Assuming the antenna has a clear view, the frequency is clear and an average quality portable receiver is used, typical transmission power range figures are as follows:

ERP Range



How far does your licence allow you to broadcast?

You may be limited to a specific transmitter power or broadcast distance by the broadcast authorities.  Please contact your national authorities to find out what limits they may give you before ordering / requesting a quotation.

Do you need an STL (studio to transmitter link)?

This depends on how far your studio is from your antenna site.

If they are in the same location, or less than 200m apart, you can use a balanced audio cable to send the signal from the studio to the antenna site.

If they are between 200m and 10km and there is line of sight between the two, you can use a 5.2 GHz audio over ip link with two small dishes facing each other.

If they are 10 – 20km apart, or more than 200m apart without line of sight, then you will need to use a VHF link, which does not require line of sight, but is more expensive.

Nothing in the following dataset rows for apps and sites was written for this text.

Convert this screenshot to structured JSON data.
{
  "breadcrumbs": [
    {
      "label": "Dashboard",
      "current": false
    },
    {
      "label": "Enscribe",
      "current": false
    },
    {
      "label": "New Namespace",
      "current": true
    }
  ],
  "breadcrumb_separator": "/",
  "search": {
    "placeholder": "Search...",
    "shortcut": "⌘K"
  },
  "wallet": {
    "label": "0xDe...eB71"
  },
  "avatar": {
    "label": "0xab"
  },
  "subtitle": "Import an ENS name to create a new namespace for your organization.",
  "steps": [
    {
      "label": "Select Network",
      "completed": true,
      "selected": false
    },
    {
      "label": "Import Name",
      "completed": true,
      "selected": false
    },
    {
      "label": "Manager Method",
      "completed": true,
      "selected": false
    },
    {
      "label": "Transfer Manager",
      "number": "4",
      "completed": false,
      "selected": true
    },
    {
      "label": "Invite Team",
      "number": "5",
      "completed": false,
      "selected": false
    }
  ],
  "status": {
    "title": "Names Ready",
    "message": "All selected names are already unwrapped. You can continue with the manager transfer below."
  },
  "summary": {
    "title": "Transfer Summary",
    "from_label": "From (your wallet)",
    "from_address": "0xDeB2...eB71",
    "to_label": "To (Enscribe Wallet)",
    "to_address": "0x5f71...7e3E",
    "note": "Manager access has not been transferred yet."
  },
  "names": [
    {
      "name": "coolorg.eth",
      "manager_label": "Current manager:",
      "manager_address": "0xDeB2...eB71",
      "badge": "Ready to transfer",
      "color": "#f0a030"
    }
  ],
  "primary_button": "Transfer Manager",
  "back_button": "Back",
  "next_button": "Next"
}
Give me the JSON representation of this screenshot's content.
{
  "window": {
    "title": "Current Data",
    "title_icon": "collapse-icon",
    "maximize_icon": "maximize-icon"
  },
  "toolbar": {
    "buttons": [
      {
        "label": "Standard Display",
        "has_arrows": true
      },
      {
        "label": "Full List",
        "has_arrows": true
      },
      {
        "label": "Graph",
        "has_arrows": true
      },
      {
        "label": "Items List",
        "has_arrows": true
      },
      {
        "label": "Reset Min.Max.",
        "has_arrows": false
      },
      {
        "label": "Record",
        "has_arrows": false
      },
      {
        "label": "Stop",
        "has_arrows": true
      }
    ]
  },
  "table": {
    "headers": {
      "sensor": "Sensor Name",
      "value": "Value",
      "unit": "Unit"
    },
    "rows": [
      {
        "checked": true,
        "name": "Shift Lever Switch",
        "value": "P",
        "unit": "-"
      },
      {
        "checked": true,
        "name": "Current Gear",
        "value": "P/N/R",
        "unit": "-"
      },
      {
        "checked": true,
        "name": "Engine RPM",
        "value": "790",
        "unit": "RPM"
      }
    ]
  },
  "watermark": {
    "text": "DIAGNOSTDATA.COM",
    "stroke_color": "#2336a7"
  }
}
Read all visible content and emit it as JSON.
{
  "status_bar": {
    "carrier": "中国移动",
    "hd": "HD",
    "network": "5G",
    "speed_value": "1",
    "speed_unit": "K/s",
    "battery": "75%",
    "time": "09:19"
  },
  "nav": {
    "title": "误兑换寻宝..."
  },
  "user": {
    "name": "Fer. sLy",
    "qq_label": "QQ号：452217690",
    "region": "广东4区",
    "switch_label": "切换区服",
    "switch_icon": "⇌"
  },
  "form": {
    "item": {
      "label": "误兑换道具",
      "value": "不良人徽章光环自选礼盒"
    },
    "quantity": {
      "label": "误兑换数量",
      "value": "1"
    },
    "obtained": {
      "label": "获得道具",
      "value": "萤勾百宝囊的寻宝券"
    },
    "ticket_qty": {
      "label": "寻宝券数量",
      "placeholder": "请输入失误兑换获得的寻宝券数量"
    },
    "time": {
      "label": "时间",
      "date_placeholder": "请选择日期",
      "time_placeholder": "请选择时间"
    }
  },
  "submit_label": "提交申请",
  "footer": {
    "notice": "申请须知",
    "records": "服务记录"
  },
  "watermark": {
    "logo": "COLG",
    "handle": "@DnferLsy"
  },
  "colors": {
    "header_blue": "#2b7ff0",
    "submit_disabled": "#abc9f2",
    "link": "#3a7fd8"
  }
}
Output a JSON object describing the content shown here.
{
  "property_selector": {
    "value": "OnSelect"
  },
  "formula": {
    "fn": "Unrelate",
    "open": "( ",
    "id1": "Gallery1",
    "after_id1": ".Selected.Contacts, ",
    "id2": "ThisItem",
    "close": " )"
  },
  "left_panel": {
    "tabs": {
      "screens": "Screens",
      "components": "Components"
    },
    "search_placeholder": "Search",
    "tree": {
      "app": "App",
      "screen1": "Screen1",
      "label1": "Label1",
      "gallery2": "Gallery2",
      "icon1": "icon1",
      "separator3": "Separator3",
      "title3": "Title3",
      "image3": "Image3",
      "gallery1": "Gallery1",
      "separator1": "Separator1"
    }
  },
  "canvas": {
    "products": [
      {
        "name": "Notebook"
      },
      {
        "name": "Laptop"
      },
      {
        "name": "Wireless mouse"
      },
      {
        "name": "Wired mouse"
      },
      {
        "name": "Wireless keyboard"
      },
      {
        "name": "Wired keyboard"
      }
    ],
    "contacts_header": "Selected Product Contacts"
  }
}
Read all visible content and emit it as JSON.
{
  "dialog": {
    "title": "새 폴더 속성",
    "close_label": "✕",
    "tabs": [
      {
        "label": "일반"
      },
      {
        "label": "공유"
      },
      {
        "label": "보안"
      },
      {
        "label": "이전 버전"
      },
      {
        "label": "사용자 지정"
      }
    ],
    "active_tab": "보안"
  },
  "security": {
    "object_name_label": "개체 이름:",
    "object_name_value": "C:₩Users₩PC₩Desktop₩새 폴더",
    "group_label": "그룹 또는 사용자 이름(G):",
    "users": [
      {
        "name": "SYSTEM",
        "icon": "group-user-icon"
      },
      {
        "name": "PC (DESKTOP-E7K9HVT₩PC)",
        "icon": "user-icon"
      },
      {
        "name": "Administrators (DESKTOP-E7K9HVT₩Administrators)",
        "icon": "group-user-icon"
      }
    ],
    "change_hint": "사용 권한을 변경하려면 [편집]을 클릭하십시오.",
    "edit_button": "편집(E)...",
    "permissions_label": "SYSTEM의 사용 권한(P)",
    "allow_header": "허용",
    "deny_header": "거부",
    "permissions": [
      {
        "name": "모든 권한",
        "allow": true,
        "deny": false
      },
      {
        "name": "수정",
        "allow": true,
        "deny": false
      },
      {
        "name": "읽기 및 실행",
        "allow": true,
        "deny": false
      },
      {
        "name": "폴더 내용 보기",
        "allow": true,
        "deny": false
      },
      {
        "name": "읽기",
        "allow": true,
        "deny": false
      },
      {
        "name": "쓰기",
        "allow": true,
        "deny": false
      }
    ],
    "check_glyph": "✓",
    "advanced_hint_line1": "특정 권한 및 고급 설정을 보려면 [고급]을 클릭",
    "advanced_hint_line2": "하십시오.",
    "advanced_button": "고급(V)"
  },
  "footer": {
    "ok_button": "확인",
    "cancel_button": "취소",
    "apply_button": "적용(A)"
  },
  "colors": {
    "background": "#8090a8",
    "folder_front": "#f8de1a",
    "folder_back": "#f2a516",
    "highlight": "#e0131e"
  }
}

Some VHF links will work over longer distances, up to 80km, depending on what is in the way and what frequency you use.

You could also use an internet link, if you can get high speed internet in both locations.

How many studios do want?

We would recommend a minimum of two, but you can get by with one.

Some stations operate with a single studio, some operate with two or even three. Big stations have multiple studios for different purposes.

It is useful to have at least two separate studios, so that one presenter can prepare to go on air while another is live. You can also use your second studio to record interviews, adverts and programmes while your other studio is on the air.

What level of quality do you want for your equipment?

We work with clients with all different budgets to help them choose the equipment that is right for them.  This will depend on your aims and your budget.  We split equipment into five broad categories:

  1. Barebones – The most basic, low cost equipment available, which may not last long, but will get you on the air to start with.
  2. Basic – Similar to barebones, but a little bit higher quality, more durable and therefore a bit more expensive.
  3. Midrange – Good quality, good value, semi-professional equipment, often used in community radio stations.
  4. Deluxe – Professional broadcast quality, durable equipment with great sound, used in professional commercial and high end community radio stations, but not the most expensive equipment available.
  5. Double Deluxe – The ultimate choice in terms of capability, sound quality, durability and look. No expenses spared.

How many mics do you want in each studio?

How many guests do you intend to have in the studio at any one time?  Generally we recommend 3 or 4 microphones to allow you some flexibility in the studio.  Or if you prefer, you can always add more.

Do you want back up equipment?

In a radio station, it is important to keep broadcasting when things break down.  So having a spare mixer, spare PC, spare mics, spare cables and a spare transmitter can be very useful, especially if your station isn’t too close to the nearest equipment shop.